This is the final part of a 3-part series. Read Part 1: Christmas Past and Part 2: Christmas Present.
This year has been hard on us all. No one could have predicted the anxiety, disappointment, and uncertainty that seem to permeate 2020. Because of the struggle that this year has been, it would be easy to lean into fear, despair, and hopelessness during the holiday season. Furthermore, it is all too easy for us to fall prey to the hustle and bustle that distracts us from resting each Christmas. However, Christians are called to rest in the peace of Christ and not despair like those who have no hope (1 Thess. 4:13-18). Christmas is the perfect time to re-center ourselves on biblical truth and learn to rest.
The night before Christ was crucified, He reassured his disciples, “In the world you will have tribulation. But take heart; I have overcome the world” (John 16:33). In other words, we should not be surprised or discouraged by the trials we have and will face in this year and the next. None of us could have predicted the events of 2020, and no one can predict what 2021 has in store. However, we can have confidence that God knows what the future holds, is still on the throne, and forever in control (Ps. 45:6, Lam. 5:19).

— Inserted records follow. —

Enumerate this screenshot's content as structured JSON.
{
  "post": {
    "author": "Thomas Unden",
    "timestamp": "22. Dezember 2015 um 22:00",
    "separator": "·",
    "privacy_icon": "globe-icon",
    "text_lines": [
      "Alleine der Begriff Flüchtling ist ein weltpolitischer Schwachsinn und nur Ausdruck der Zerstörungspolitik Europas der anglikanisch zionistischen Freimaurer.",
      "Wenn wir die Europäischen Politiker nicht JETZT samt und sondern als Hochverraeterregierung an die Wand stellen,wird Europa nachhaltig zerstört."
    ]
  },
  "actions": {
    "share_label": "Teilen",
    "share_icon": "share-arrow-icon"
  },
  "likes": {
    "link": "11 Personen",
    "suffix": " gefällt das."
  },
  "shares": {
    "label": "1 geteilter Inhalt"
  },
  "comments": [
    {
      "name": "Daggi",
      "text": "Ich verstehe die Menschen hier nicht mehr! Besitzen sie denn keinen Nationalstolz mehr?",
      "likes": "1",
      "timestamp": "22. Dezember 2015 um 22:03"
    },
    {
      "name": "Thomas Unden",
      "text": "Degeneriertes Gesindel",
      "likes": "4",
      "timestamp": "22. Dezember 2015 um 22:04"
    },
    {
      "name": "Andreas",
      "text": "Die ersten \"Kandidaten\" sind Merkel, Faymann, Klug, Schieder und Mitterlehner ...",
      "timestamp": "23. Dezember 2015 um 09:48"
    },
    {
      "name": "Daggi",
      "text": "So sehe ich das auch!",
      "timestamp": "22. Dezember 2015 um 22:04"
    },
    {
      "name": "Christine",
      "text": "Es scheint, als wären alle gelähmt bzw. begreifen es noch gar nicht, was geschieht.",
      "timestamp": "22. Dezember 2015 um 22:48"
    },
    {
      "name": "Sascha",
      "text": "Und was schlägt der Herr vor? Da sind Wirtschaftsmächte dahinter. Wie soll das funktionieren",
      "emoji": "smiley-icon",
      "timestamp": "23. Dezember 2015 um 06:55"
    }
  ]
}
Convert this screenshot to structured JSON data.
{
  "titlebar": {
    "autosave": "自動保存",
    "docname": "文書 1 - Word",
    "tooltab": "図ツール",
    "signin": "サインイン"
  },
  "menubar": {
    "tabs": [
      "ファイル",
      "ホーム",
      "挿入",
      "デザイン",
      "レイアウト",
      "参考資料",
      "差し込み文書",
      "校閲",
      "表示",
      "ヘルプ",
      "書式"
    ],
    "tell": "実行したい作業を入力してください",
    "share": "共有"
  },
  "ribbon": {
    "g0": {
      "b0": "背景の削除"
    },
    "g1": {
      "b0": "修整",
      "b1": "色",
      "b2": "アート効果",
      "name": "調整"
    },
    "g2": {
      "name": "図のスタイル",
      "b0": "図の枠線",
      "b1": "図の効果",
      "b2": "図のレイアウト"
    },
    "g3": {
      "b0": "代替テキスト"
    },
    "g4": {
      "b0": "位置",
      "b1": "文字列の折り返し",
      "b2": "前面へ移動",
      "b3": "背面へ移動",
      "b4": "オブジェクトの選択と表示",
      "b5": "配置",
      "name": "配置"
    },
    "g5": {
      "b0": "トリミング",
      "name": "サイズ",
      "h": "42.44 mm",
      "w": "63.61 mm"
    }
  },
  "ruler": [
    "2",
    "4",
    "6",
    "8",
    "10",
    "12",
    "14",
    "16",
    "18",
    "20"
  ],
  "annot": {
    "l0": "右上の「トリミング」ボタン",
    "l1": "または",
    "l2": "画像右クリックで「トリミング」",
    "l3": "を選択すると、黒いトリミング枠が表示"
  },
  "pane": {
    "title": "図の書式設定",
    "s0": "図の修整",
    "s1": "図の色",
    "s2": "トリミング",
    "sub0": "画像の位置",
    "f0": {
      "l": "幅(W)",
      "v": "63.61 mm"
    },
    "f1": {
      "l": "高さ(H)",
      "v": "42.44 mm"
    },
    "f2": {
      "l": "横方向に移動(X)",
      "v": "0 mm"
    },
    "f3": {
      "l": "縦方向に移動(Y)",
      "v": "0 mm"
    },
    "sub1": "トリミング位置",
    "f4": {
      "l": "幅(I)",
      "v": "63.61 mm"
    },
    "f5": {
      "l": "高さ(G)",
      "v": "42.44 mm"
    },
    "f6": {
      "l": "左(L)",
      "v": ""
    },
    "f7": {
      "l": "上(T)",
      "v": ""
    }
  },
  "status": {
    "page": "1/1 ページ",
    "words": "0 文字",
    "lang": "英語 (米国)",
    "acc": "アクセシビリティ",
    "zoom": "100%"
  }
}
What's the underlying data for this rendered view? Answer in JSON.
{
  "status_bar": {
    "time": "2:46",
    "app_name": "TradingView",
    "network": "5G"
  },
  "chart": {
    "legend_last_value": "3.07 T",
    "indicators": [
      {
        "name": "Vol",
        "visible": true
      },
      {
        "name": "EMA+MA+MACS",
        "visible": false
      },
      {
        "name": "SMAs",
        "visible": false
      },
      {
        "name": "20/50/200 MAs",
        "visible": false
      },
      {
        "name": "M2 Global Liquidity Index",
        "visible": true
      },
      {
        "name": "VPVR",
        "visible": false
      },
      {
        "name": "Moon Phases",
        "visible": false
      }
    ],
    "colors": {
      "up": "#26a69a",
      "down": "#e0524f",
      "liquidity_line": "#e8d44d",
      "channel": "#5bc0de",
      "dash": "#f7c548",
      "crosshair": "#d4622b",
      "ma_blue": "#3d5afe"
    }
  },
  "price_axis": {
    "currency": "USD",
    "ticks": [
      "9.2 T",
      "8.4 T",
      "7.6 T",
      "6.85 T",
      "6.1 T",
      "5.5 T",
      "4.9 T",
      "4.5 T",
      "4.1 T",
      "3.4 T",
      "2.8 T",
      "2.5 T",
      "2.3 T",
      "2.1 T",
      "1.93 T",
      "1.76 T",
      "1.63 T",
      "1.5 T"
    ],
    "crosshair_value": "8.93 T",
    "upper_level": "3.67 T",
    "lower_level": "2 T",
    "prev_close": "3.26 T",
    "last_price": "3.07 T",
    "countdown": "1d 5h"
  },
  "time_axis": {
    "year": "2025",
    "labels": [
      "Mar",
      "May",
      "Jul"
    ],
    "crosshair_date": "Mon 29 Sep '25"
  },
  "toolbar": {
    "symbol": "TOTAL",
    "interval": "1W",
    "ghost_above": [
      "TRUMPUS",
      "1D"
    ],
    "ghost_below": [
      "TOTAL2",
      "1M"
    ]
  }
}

This season of Advent and Christmas is an opportunity to remind ourselves of God’s promises and rest in the knowledge that He who promised is faithful (Heb. 10:23). Though the seasons may change, our God never changes (Heb. 13:8). Although Christmas is primarily a celebration of the fulfillment of God’s promises in Christ’s first coming, it is also a time to renew our hope in His promised second coming. As the Nicene Creed states: “He [Christ] shall come again in glory to judge the living and the dead; and His kingdom shall have no end.” Difficult years like this one serve as reminders that this world is temporary and not our ultimate home; we are called to look forward and await the second coming of Christ and the restoration of all things (Heb. 13:14). This Christmas, our souls can find rest in the hope of His second coming.
Rest is something with which many of us struggle. We want to rest but cannot seem to find the time to feel rested. As my dad reminds me, we often think that rest’s opposite is work, but the opposite of rest is actually restlessness. The Christmas season can often feel like a restless and busy time rather than a restful and peaceful time. We can counteract the restless feeling by pausing to reflect on Christ’s first coming, His presence with us, and the hope of His second coming when all will be restored and made new. As Augustine famously said, “You have made us for yourself, O Lord, and our hearts are restless until they find their rest in you.”
Each Christmas season is an opportunity to intentionally practice resting. We wait and pray for Christ’s second coming, His kingdom on earth as it is in heaven, and we do so with hope and patience. We must endure hardship and opposition for the hope set before us (Heb. 12). The Jews waited for hundreds of years for the messiah to appear and save them from their oppression. But the way Christ chose to come surprised many of them. He came not as a political conqueror but as a humble child, on a donkey, and a suffering servant to save His people from their sins (Is. 52:13-53:12). In His second coming, Christ will come as the righteous judge, on a white horse, and as the King of kings (Rev. 19:11-16).
When we gather together this Christmas and sing carols about peace, joy, and rest, may we begin to implement these themes into a way of life and not just a season of life. The words of “Silent Night,” “Joy to the World,” and “God Rest Ye Merry Gentlemen” all teach us these themes. Consider the words of one of these carols: “God rest ye merry, gentlemen, let nothing you dismay. Remember Christ our Savior was born on Christmas Day. To save us all from Satan’s pow’r when we were gone astray. Oh, tidings of comfort and joy, comfort and joy. Oh, tidings of comfort and joy!” As you celebrate Christmas with those you love, remember to rest in the hope of these words.
When you feel restless, remember the admonition of the writer of Hebrews, “So then, there remains a Sabbath rest of the people of God, for whoever has entered God’s rest has also rested from his works as God did from His. Let us therefore strive to enter that rest, so that no one may fall by the same sort of disobedience” (Heb. 4:9-11). Remember that true rest is found in Christ and our eternal home with Him in the new heavens and earth at His second coming.
While we are here on earth waiting for Christ to return, may we celebrate Christmas with hope and peace. Psalm 4:8 says, “In peace I will lie down and sleep, for you alone, LORD, make me dwell in safety.” Do not be afraid, for God has promised good news of great joy (Lk. 2:10-11); not only has the Savior of the world come, but as Christians have confessed in the words of the Nicene Creed ever since A.D. 325: “We look forward to the resurrection of the dead, and to life in the world to come. Amen.”